→ What to do
Within the records that follow, count the lines containing the string "JSON". Reply only with the count.
------------------------
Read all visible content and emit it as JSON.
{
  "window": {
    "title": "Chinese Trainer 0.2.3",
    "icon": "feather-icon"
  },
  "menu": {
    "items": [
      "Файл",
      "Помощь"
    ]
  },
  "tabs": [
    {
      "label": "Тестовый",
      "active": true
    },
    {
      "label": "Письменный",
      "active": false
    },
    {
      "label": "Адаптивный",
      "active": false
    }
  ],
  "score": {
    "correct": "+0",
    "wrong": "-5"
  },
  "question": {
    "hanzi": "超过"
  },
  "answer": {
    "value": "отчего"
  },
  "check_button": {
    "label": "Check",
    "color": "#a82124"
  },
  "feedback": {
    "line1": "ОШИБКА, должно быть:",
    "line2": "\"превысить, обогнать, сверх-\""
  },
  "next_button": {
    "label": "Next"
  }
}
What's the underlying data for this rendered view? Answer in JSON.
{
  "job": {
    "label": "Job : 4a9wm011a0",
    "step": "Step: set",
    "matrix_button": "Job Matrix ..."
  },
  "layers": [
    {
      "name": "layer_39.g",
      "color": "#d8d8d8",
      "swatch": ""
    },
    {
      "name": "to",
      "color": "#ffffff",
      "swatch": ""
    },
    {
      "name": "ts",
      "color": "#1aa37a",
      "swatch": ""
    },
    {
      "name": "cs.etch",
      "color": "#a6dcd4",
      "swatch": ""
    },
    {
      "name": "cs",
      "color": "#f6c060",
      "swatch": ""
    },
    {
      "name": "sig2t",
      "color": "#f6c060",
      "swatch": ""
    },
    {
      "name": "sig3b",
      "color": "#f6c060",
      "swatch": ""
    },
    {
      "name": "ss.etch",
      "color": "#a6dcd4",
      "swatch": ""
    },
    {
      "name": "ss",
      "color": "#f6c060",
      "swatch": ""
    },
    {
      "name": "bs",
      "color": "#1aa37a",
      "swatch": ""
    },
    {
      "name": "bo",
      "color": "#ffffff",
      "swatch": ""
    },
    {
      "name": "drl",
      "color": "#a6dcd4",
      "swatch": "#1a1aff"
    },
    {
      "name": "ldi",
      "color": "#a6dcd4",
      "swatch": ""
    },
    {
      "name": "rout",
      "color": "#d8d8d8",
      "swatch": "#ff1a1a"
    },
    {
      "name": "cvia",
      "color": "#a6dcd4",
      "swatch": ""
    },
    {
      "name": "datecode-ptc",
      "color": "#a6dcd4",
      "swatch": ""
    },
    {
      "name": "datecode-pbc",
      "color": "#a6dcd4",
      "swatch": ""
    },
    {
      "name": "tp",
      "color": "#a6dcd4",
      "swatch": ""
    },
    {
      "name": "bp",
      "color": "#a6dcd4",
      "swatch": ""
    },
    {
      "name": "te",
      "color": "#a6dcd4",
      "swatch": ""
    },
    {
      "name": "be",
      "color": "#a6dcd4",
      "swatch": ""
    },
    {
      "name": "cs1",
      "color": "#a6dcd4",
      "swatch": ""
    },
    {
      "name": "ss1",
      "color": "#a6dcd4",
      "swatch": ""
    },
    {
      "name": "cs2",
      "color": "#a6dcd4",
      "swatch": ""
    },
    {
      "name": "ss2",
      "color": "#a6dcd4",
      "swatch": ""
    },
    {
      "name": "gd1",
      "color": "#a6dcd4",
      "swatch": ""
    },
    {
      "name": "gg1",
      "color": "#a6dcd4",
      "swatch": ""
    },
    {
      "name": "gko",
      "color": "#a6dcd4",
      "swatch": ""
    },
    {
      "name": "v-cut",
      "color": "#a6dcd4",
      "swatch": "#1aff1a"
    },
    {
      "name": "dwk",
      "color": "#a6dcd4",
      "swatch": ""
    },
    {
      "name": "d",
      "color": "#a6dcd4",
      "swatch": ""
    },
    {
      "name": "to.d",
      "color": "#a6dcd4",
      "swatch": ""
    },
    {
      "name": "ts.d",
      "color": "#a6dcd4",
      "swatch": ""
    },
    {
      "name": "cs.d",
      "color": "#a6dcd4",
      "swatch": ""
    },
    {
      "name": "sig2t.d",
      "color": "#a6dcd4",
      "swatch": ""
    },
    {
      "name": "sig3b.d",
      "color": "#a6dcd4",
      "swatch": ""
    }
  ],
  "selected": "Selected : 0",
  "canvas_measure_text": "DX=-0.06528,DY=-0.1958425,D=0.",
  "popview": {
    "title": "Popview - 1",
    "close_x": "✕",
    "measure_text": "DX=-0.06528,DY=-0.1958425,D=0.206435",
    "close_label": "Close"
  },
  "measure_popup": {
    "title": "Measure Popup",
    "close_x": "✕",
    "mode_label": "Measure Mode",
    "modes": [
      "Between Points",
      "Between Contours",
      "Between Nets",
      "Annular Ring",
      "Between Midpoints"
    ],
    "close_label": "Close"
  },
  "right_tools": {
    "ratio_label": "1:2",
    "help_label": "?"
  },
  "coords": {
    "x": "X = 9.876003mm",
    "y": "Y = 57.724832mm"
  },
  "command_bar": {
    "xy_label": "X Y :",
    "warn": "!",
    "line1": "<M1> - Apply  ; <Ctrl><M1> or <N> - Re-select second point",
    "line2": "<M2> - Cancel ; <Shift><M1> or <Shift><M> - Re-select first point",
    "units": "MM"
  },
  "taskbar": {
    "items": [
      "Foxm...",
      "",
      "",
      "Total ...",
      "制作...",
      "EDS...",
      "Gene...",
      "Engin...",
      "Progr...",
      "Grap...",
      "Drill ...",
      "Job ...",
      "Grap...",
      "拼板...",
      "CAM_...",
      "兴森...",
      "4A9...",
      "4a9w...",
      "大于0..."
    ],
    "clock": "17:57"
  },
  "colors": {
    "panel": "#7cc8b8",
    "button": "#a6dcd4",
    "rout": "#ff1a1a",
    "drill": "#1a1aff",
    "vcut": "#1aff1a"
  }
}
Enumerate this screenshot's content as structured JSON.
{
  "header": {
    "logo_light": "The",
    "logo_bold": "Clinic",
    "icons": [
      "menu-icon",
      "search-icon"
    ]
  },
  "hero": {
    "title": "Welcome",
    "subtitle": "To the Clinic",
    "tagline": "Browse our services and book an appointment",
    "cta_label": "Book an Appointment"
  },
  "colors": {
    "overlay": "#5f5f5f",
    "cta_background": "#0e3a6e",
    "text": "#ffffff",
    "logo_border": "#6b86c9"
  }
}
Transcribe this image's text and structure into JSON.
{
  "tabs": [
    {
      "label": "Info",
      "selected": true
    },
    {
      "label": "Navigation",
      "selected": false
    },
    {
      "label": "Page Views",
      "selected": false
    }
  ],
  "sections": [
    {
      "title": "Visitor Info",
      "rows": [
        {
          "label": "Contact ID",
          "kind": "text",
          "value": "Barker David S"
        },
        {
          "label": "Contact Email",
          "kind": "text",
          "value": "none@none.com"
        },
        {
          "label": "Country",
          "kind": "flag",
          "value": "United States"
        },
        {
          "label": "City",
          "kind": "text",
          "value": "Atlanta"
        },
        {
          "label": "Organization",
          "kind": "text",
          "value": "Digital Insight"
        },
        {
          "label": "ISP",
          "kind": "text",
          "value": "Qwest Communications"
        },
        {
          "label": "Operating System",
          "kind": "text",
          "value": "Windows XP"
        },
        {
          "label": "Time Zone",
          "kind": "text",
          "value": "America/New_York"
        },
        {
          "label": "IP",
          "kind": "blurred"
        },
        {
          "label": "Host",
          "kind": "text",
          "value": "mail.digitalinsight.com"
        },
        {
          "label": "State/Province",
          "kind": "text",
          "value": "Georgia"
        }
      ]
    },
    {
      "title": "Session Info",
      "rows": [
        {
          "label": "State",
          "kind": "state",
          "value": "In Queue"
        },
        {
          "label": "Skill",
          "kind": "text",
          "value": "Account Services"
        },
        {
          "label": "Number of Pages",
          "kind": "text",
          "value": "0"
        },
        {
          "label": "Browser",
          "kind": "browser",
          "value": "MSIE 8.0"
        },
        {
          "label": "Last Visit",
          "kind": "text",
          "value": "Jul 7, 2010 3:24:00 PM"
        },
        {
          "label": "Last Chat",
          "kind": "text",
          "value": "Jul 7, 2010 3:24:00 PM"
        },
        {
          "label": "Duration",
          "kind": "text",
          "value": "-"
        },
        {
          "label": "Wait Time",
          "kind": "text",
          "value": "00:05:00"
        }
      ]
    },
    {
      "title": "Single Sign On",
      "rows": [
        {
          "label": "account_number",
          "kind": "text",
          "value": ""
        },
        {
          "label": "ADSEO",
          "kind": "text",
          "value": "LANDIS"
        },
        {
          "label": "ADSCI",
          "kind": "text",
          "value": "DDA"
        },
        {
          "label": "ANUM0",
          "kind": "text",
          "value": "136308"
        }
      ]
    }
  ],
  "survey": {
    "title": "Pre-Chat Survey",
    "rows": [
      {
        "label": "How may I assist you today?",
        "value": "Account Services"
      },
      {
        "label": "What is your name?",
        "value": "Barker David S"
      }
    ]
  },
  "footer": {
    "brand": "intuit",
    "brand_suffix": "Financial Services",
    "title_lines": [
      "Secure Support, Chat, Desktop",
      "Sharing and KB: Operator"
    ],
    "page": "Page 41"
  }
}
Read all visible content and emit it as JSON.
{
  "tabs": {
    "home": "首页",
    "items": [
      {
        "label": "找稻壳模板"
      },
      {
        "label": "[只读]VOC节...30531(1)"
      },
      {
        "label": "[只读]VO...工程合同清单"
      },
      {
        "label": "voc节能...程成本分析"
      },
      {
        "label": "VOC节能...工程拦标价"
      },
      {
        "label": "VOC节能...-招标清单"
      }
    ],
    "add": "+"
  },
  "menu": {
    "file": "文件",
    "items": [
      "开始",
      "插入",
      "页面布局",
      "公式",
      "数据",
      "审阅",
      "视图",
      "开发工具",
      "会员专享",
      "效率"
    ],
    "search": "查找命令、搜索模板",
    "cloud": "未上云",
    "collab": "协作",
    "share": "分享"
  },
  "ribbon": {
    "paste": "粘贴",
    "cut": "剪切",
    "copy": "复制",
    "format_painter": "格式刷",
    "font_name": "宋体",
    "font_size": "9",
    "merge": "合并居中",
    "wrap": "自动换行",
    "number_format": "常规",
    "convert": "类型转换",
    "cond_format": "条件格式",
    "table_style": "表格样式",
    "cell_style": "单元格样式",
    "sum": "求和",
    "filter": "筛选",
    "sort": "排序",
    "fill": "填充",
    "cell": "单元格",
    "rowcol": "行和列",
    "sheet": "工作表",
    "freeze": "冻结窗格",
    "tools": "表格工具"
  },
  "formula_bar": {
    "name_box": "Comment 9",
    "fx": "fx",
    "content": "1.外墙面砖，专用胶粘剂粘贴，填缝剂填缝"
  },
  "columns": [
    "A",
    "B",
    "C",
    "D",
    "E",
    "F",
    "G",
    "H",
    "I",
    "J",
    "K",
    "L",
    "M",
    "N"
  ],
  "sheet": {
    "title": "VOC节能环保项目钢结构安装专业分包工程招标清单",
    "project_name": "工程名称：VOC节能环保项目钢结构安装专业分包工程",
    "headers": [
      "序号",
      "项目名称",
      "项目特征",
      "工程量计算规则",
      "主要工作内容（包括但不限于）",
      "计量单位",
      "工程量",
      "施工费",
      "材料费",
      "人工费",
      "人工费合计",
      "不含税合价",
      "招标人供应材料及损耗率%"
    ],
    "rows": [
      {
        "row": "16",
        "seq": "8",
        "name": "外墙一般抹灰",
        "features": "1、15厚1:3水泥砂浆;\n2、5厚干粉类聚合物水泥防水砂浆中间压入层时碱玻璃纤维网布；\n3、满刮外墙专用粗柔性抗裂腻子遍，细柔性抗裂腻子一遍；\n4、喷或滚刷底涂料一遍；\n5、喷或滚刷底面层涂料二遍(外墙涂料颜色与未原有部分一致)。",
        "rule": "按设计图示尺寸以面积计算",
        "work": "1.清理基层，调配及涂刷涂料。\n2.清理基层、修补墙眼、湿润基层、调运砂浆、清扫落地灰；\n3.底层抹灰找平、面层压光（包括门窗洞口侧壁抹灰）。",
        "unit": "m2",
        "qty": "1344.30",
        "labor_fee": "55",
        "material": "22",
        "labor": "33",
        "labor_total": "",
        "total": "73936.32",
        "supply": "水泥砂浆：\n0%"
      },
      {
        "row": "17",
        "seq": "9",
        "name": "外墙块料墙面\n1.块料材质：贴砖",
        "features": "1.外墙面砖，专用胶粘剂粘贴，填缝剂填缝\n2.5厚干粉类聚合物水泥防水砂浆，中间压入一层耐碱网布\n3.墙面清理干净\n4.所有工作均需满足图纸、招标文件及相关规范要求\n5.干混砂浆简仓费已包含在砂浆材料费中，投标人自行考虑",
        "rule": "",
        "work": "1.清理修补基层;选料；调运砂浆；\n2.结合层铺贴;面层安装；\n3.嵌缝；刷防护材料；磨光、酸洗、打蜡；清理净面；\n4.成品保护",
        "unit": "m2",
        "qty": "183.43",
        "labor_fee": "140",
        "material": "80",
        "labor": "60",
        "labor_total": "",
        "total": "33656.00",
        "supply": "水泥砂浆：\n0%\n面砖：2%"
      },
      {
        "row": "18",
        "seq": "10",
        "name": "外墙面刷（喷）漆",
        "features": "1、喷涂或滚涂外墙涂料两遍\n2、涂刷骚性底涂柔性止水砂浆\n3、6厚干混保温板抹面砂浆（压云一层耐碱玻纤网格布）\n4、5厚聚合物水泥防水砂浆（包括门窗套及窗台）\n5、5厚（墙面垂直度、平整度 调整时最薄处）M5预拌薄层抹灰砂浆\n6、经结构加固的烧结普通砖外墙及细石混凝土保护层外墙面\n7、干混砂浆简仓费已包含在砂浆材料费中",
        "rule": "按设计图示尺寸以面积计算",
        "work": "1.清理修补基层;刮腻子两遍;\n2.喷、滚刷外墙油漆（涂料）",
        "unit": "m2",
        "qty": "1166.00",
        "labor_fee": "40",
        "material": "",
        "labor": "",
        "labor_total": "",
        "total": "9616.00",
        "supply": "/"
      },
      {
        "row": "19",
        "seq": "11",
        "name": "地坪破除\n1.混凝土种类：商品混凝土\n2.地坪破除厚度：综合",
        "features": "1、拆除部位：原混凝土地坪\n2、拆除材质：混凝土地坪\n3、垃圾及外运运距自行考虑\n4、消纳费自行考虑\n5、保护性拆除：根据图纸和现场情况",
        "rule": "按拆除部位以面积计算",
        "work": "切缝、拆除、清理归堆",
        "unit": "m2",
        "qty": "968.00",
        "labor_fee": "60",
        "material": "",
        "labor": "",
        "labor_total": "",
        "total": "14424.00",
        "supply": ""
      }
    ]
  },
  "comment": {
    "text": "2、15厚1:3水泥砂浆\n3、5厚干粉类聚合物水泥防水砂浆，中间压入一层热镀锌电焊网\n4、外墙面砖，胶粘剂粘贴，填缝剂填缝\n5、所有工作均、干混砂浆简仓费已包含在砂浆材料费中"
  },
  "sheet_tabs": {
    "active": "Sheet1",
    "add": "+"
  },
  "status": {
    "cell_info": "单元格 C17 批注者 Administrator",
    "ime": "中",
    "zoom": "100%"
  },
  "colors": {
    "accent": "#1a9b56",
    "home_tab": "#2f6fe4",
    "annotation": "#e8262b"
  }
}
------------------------
→ Exercise answer
5